What is a Cracked or Chipped Tooth?
Although the enamel (first layer of your tooth) is the hardest, most mineralized tissue in the body, it has certain limits to its strength. A chip means a small break in the tooth. There are different degrees when it comes to a broken-down tooth.
Common Risk Factors for a Chipped Tooth
The reasons for a chipped tooth can vary widely depending on your lifestyle, age, and several other factors mentioned below:
Night-time grinding, also called bruxism
Facial trauma following an accident
Cavities which are left untreated can cause a tooth to become brittle and break
Crunching on ice
Chewing a piece of hard candy
Using your teeth as tools (opening a can, pulling apart things, etc)
Old, large amalgam fillings, where the remaining tooth structure can become brittle over some time

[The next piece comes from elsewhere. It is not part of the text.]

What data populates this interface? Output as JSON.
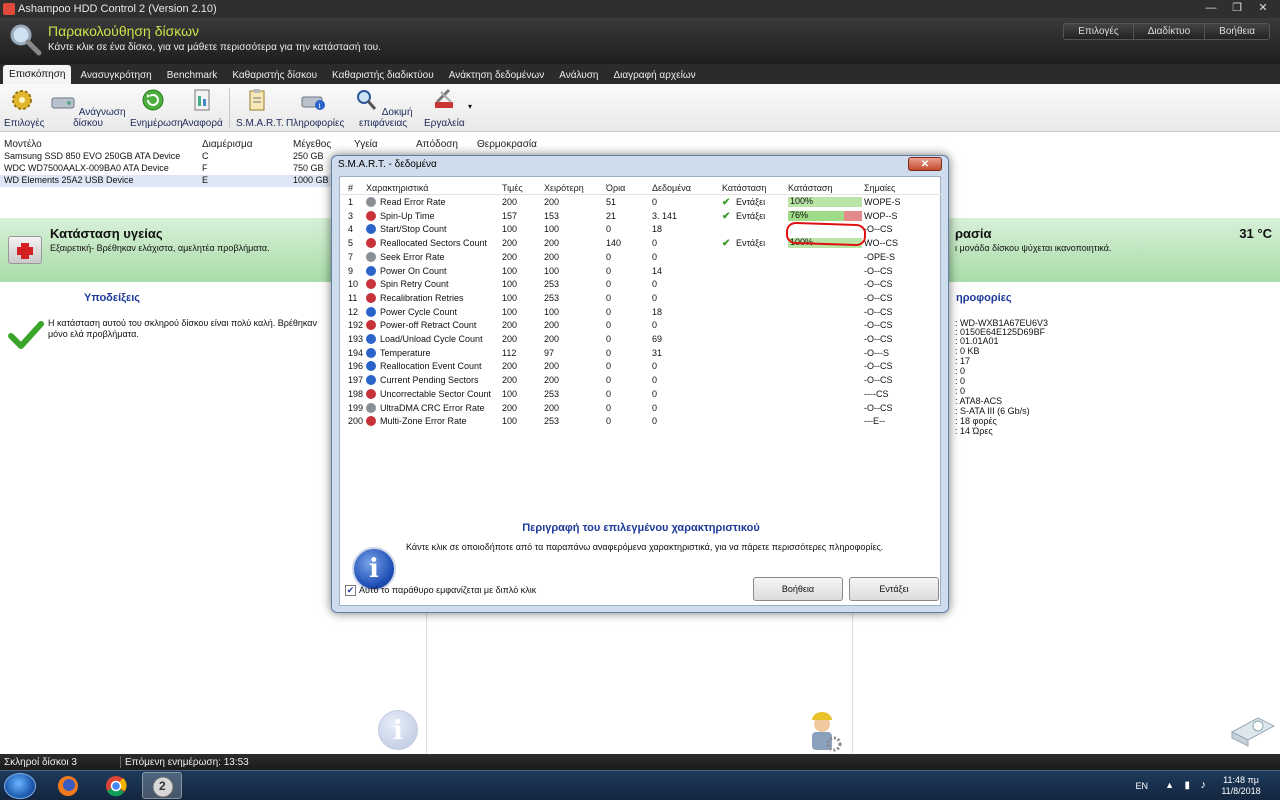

A crooked bite, meaning it’s not balanced and some of your teeth take more pressure of each bite rather than being properly distributed across all the teeth
If the tooth is painful, take acetaminophen or any other over-the-counter pain medicine. Rinse your mouth with saltwater.
If the chip has caused a jagged edge, cover it with a piece of wax or sugarless chewing gum to keep it from cutting your tongue or the inside of your lip or cheek.
Eat soft foods and avoid biting down on the cracked or chipped tooth.
Signs of a Chipped Tooth
Complications of an untreated broken tooth can include:
Extreme pain (usually when eating or drinking)
Jagged edges can injure the tongue or lip
Hypersensitivity to hot and cold foods or drinks
Halitosis (bad odor) or awful taste in your mouth
Treatment for Fractures and Broken Teeth
Treatment for a fracture or a chipped tooth will depend on how severe the damage is. If a small piece of enamel broke off, the repair can usually be done in a single visit. A badly damaged or broken tooth may require complex procedures. A chip on one of the chewing surfaces of the back teeth is called a broken cusp. This type of chip is rarely painful, but it should be examined by a dentist.
Here are some ways your dentist may repair your broken tooth:
Dental Filling or Bonding
If the size of a chip is small, only restricting tooth enamel, the dentist may repair it with a filling. If the repair is to a front tooth or any of the teeth that show when you smile, the dentist will likely use a procedure called bonding, which includes a tooth-colored composite resin.
Dental Cap or Crown
If a significant piece of tooth breaks off or the tooth has a lot of decay, the dentist may grind or file part of the remaining tooth structure and cover it with a crown. A crown is required to restore the shape of the tooth and prevent further damage or decay. Permanent crowns can be made from metal, porcelain fused to metal, all resin, or all ceramic. Different types have different benefits. All-metal crowns are the strongest, while porcelain and resin crowns are more aesthetically pleasing.
If the entire top of the tooth is broken off but the root is still intact, the dentist or an endodontist may perform root canal therapy and place a dentine pin or a post in the canal, and then build the tooth enough onto which a crown can be made.
If a front tooth is chipped, a dental veneer can make it look natural and healthy again. A dental veneer is a thin shell made of all porcelain or a composite material that covers the whole front of the tooth (much like a false nail) to replace the broken part of the tooth.
Root Canal Therapy
If the enamel break is large enough to expose the pulp; the center of the tooth's nerves and blood vessels, bacteria from the mouth can enter and infect the pulp. If the tooth hurts, changes color, or is sensitive to heat, the pulp is probably infected. Pulp or nerve tissue can die and if it's not removed, the tooth can become infected and need to be extracted. Root canal treatment involves removing the infected or dead pulp, cleaning and disinfecting the root canal, and then sealing it.
Root canal treatment may be performed by a general dentist or a specialist called an endodontist. Most root canal therapies are no more painful than having a cavity filled. In most cases, the remaining tooth must be covered with a crown to protect the compromised tooth.